= Activity =
Tally how many lines in the data below include "label", then please reply with only that figure.

= Data extract =
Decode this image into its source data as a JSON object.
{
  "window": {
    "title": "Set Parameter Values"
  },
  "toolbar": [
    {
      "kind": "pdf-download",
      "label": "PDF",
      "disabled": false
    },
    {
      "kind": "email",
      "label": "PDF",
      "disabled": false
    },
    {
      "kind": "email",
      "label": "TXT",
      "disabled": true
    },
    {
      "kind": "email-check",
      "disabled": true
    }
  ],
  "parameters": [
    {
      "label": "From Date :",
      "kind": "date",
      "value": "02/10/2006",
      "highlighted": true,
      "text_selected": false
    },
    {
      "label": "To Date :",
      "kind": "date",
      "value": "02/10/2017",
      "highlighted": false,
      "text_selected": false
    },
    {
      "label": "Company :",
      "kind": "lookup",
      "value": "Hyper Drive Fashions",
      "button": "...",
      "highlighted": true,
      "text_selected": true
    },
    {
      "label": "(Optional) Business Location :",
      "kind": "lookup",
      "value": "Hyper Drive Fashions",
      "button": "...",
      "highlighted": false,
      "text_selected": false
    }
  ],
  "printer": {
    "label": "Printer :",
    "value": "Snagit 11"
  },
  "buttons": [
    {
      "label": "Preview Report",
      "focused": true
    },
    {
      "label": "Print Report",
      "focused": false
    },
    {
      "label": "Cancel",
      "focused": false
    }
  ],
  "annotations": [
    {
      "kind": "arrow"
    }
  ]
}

= Finished exercise =
11